Sarah and I recently returned from a family vacation in a suburb of Tsfat. At least that’s the way we thought of our three nights at a villa in Israel’s North.
But we hadn’t taken into account today’s work culture. The marvels of 2022 work culture mean that what is to you a vacation villa may be for your children a remote office with an outdoor hot tub.
It took Sarah and me a while to catch on to the new reality, though the signs were already there even before we left our home in Ra’anana (in July, we moved there from neighboring Herzliya). We had thought to go up North first thing on the morning of our first day (Sunday) and to take our toddler grandson Noam up with us.
Noam’s parents, my son Nathan and his wife Avia, however, had other plans for that morning: they would work from their home in Herzliya (they are both in high-tech) while we babysat not just Noam but his infant brother, Lavi. And so instead of beating the traffic and enjoying a vacation day, we left in the afternoon, and a trip of two-and-a-half hours took close to double that.
My daughter Ruthie and her husband Nofar, who also both work for high-tech companies (she as an in-house lawyer), each worked a full day (from their home in Tel Aviv) that Sunday before coming up to the villa. On Monday, they both went to a co-working space called Klika in Hatzor HaGlilit, a small Upper Galilee town.
Nathan and Avia worked from the villa, each taking turns with Lavi, and Sarah and I took Noam on a hike outside Rosh Pina featuring several ma’ayanot (fresh-water springs). We went with our son Elie, his wife Hadar, and their two small children. Elie and Hadar were on vacation (they are both in education), though Elie used much of his free time in the villa to prep for the school-year ahead.
When we returned from the hike mid-afternoon, there was definitely tension in the air between Nathan and Avia. Normally on work days, Lavi is with a caregiver, but now with Lavi under foot, each of them, it seemed, had been trying to convince the other why their work should be prioritized.
Ruthie had said that she would be taking off on Tuesday to be with us (Nofar would not be with the family, as he had military reserves duty—not every challenge for an Israeli family vacation is new!). On Tuesday morning, however, Ruthie told us that she would be taking her own car on our outing to the Jordan River. When I asked her why we needed a third car when there were enough places for our group with just two cars, Ruthie caused me to understand (quite forcefully in fact) that there is a difference between taking time off and taking a whole day of vacation: Ruthie would be going back to the villa mid-day to put in a few hours of work.
Conclusions: Because of their ability to work remotely, your adult children will NOT assume that just because they have accepted your invitation to stay at a vacation place they need to be on vacation. If you take a hardline position, your children may call your bluff and say: no thank you. Hopefully, your children will not force you into a minimalist position and will understand that if they agree to come with you, they have to spend a decent amount of quality time with you.

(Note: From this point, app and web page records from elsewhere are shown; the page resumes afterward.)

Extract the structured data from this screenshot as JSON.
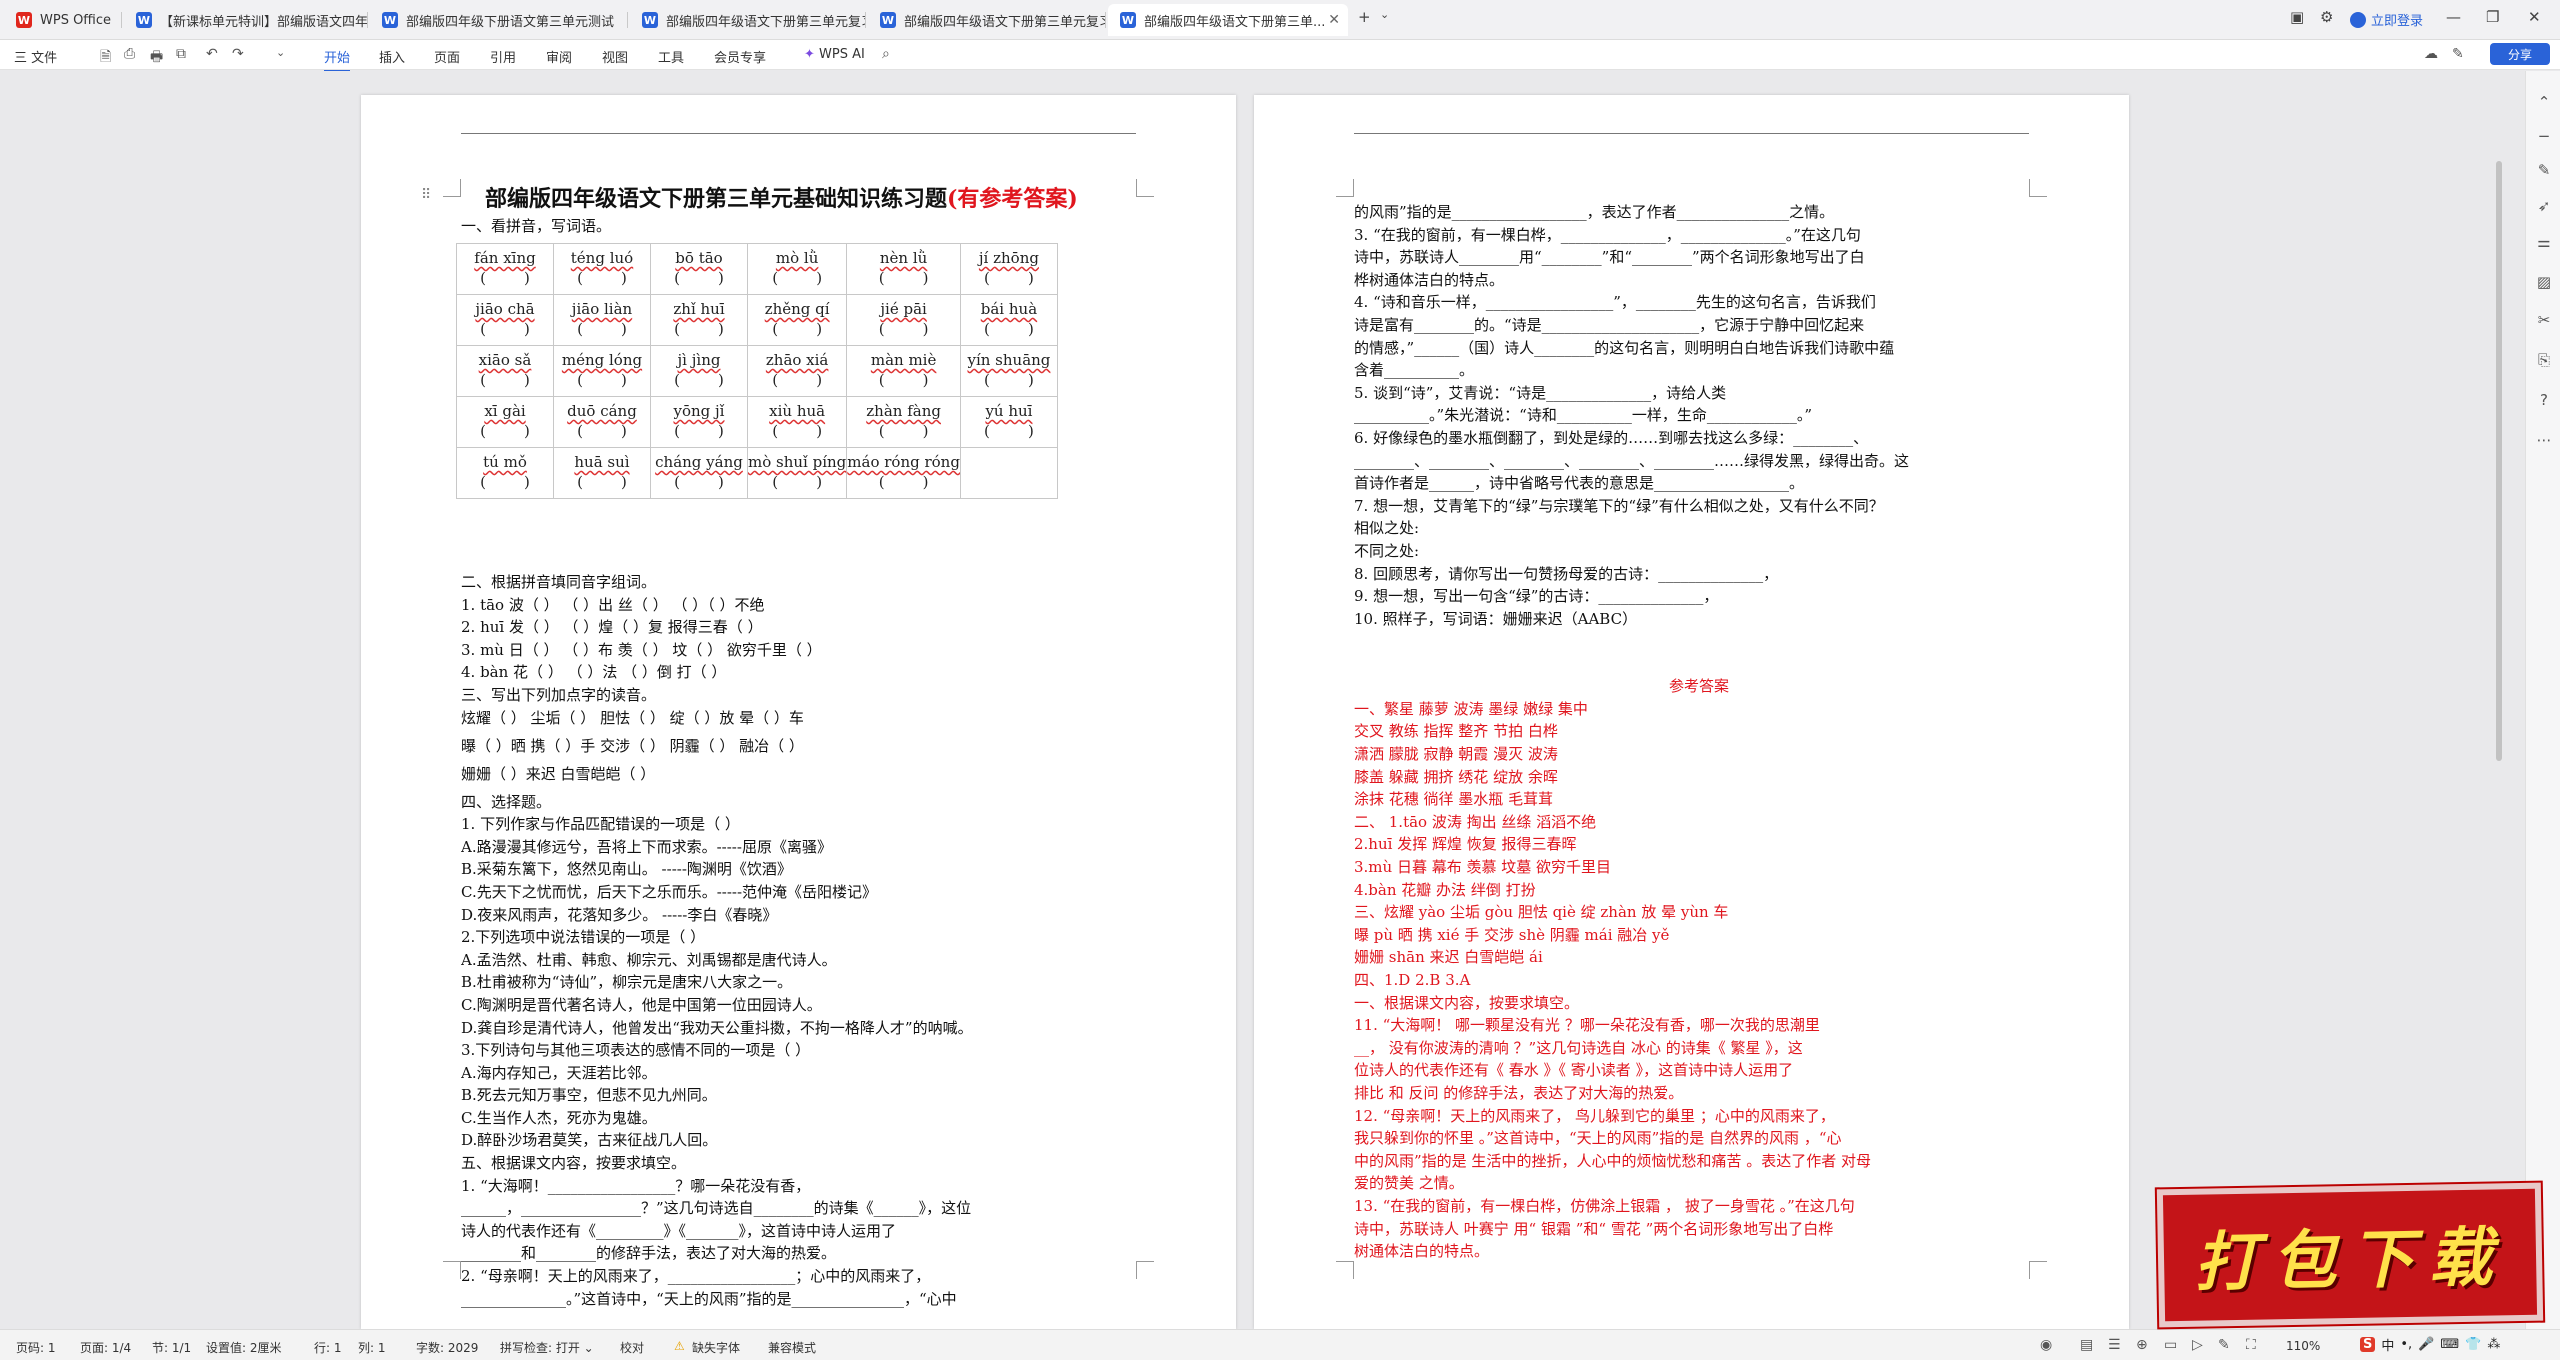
{
  "tabs": [
    {
      "label": "WPS Office",
      "icon_color": "#e0261c",
      "icon_letter": "W"
    },
    {
      "label": "【新课标单元特训】部编版语文四年",
      "icon_color": "#2a63d8",
      "icon_letter": "W"
    },
    {
      "label": "部编版四年级下册语文第三单元测试",
      "icon_color": "#2a63d8",
      "icon_letter": "W"
    },
    {
      "label": "部编版四年级语文下册第三单元复习",
      "icon_color": "#2a63d8",
      "icon_letter": "W"
    },
    {
      "label": "部编版四年级语文下册第三单元复习",
      "icon_color": "#2a63d8",
      "icon_letter": "W"
    },
    {
      "label": "部编版四年级语文下册第三单...",
      "icon_color": "#2a63d8",
      "icon_letter": "W"
    }
  ],
  "titlebar": {
    "login": "立即登录",
    "share": "分享"
  },
  "ribbon": {
    "file": "三 文件",
    "tabs": [
      "开始",
      "插入",
      "页面",
      "引用",
      "审阅",
      "视图",
      "工具",
      "会员专享"
    ],
    "ai": "WPS AI",
    "active_color": "#2a63d8"
  },
  "page1": {
    "title_main": "部编版四年级语文下册第三单元基础知识练习题",
    "title_red": "(有参考答案)",
    "section1": "一、看拼音，写词语。",
    "pinyin": [
      [
        "fán xīng",
        "téng luó",
        "bō tāo",
        "mò lǜ",
        "nèn lǜ",
        "jí zhōng"
      ],
      [
        "jiāo chā",
        "jiāo liàn",
        "zhǐ huī",
        "zhěng qí",
        "jié pāi",
        "bái huà"
      ],
      [
        "xiāo sǎ",
        "méng lóng",
        "jì jìng",
        "zhāo xiá",
        "màn miè",
        "yín shuāng"
      ],
      [
        "xī gài",
        "duō cáng",
        "yōng jǐ",
        "xiù huā",
        "zhàn fàng",
        "yú huī"
      ],
      [
        "tú mǒ",
        "huā suì",
        "cháng yáng",
        "mò shuǐ píng",
        "máo róng róng",
        ""
      ]
    ],
    "bracket": "(        )",
    "lines": [
      "二、根据拼音填同音字组词。",
      "1.  tāo     波（     ）    （     ）出  丝（     ）    （     ）（     ）不绝",
      "2.  huī  发（     ）    （     ）煌（     ）复  报得三春（     ）",
      "3. mù  日（     ）    （     ）布    羡（     ）    坟（     ）    欲穷千里（     ）",
      "4. bàn    花（     ）    （     ）法  （     ）倒  打（     ）",
      "三、写出下列加点字的读音。",
      "炫耀（     ）    尘垢（     ）    胆怯（     ）    绽（     ）放    晕（     ）车",
      "曝（     ）晒    携（     ）手    交涉（     ）    阴霾（     ）    融冶（     ）",
      "姗姗（     ）来迟      白雪皑皑（     ）",
      "四、选择题。",
      "1. 下列作家与作品匹配错误的一项是（         ）",
      "A.路漫漫其修远兮，吾将上下而求索。-----屈原《离骚》",
      "B.采菊东篱下，悠然见南山。              -----陶渊明《饮酒》",
      "C.先天下之忧而忧，后天下之乐而乐。-----范仲淹《岳阳楼记》",
      "D.夜来风雨声，花落知多少。              -----李白《春晓》",
      "2.下列选项中说法错误的一项是（       ）",
      "A.孟浩然、杜甫、韩愈、柳宗元、刘禹锡都是唐代诗人。",
      "B.杜甫被称为“诗仙”，柳宗元是唐宋八大家之一。",
      "C.陶渊明是晋代著名诗人，他是中国第一位田园诗人。",
      "D.龚自珍是清代诗人，他曾发出“我劝天公重抖擞，不拘一格降人才”的呐喊。",
      "3.下列诗句与其他三项表达的感情不同的一项是（        ）",
      "A.海内存知己，天涯若比邻。",
      "B.死去元知万事空，但悲不见九州同。",
      "C.生当作人杰，死亦为鬼雄。",
      "D.醉卧沙场君莫笑，古来征战几人回。",
      "五、根据课文内容，按要求填空。",
      "1. “大海啊！_________________？哪一朵花没有香，",
      "______，________________？”这几句诗选自________的诗集《______》，这位",
      "诗人的代表作还有《_________》《_______》，这首诗中诗人运用了",
      "________和________的修辞手法，表达了对大海的热爱。",
      "2. “母亲啊！天上的风雨来了，_________________；心中的风雨来了，",
      "______________。”这首诗中，“天上的风雨”指的是_______________，“心中"
    ]
  },
  "page2": {
    "lines": [
      "的风雨”指的是__________________，表达了作者_______________之情。",
      "3. “在我的窗前，有一棵白桦，______________，______________。”在这几句",
      "诗中，苏联诗人________用“________”和“________”两个名词形象地写出了白",
      "桦树通体洁白的特点。",
      "4. “诗和音乐一样，_________________”，________先生的这句名言，告诉我们",
      "诗是富有________的。“诗是_____________________，它源于宁静中回忆起来",
      "的情感，”______（国）诗人________的这句名言，则明明白白地告诉我们诗歌中蕴",
      "含着__________。",
      "5. 谈到“诗”，艾青说：“诗是______________，诗给人类",
      "__________。”朱光潜说：“诗和__________一样，生命____________。”",
      "6. 好像绿色的墨水瓶倒翻了，到处是绿的……到哪去找这么多绿：________、",
      "________、________、________、________、________……绿得发黑，绿得出奇。这",
      "首诗作者是______，诗中省略号代表的意思是__________________。",
      "7. 想一想，艾青笔下的“绿”与宗璞笔下的“绿”有什么相似之处，又有什么不同？",
      "相似之处:",
      "不同之处:",
      "8. 回顾思考，请你写出一句赞扬母爱的古诗：______________，",
      "9. 想一想，写出一句含“绿”的古诗：______________，",
      "10. 照样子，写词语：姗姗来迟（AABC）"
    ],
    "answer_title": "参考答案",
    "answers": [
      "一、繁星   藤萝   波涛  墨绿  嫩绿  集中",
      "交叉  教练   指挥  整齐  节拍  白桦",
      "潇洒  朦胧  寂静  朝霞  漫灭   波涛",
      "膝盖   躲藏   拥挤   绣花   绽放  余晖",
      "涂抹   花穗   徜徉  墨水瓶    毛茸茸",
      "二、  1.tāo   波涛    掏出  丝绦    滔滔不绝",
      "2.huī  发挥    辉煌  恢复    报得三春晖",
      "3.mù  日暮    幕布    羡慕    坟墓    欲穷千里目",
      "4.bàn  花瓣   办法    绊倒    打扮",
      "三、炫耀  yào  尘垢  gòu    胆怯  qiè     绽  zhàn 放     晕  yùn 车",
      "曝  pù 晒    携  xié 手     交涉  shè   阴霾  mái     融冶  yě",
      "姗姗  shān 来迟        白雪皑皑  ái",
      "四、1.D          2.B        3.A",
      "一、根据课文内容，按要求填空。",
      "11. “大海啊！  哪一颗星没有光  ？哪一朵花没有香，哪一次我的思潮里",
      "__，        没有你波涛的清响      ？”这几句诗选自   冰心   的诗集《   繁星   》，这",
      "位诗人的代表作还有《   春水   》《   寄小读者   》，这首诗中诗人运用了",
      "    排比         和     反问       的修辞手法，表达了对大海的热爱。",
      "12. “母亲啊！天上的风雨来了，    鸟儿躲到它的巢里    ；心中的风雨来了，",
      "  我只躲到你的怀里  。”这首诗中，“天上的风雨”指的是  自然界的风雨      ，“心",
      "中的风雨”指的是  生活中的挫折，人心中的烦恼忧愁和痛苦    。表达了作者    对母",
      "爱的赞美    之情。",
      "13. “在我的窗前，有一棵白桦，仿佛涂上银霜      ，  披了一身雪花     。”在这几句",
      "诗中，苏联诗人  叶赛宁   用“    银霜      ”和“  雪花     ”两个名词形象地写出了白桦",
      "树通体洁白的特点。"
    ],
    "answer_color": "#e0161e"
  },
  "statusbar": {
    "page_num": "页码: 1",
    "pages": "页面: 1/4",
    "section": "节: 1/1",
    "setting": "设置值: 2厘米",
    "row": "行: 1",
    "col": "列: 1",
    "words": "字数: 2029",
    "spell": "拼写检查: 打开 ⌄",
    "proof": "校对",
    "missing_font": "缺失字体",
    "compat": "兼容模式",
    "zoom": "110%"
  },
  "banner": {
    "text": "打包下载"
  },
  "tray": {
    "label": "中"
  }
}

Needless to say, the more that grandchildren figure into the picture, the stronger will be the hand of your children. So best of luck to you on your intergenerational negotiations and management of expectations as you plan for your next family vacation/remote-work venue.
TEDDY WEINBERGER is a contributing writer to Jlife magazine. He made aliyah with his family in 1997 from Miami, where he was an assistant professor of religious studies. Teddy and his wife, Sarah Jane Ross, have five children.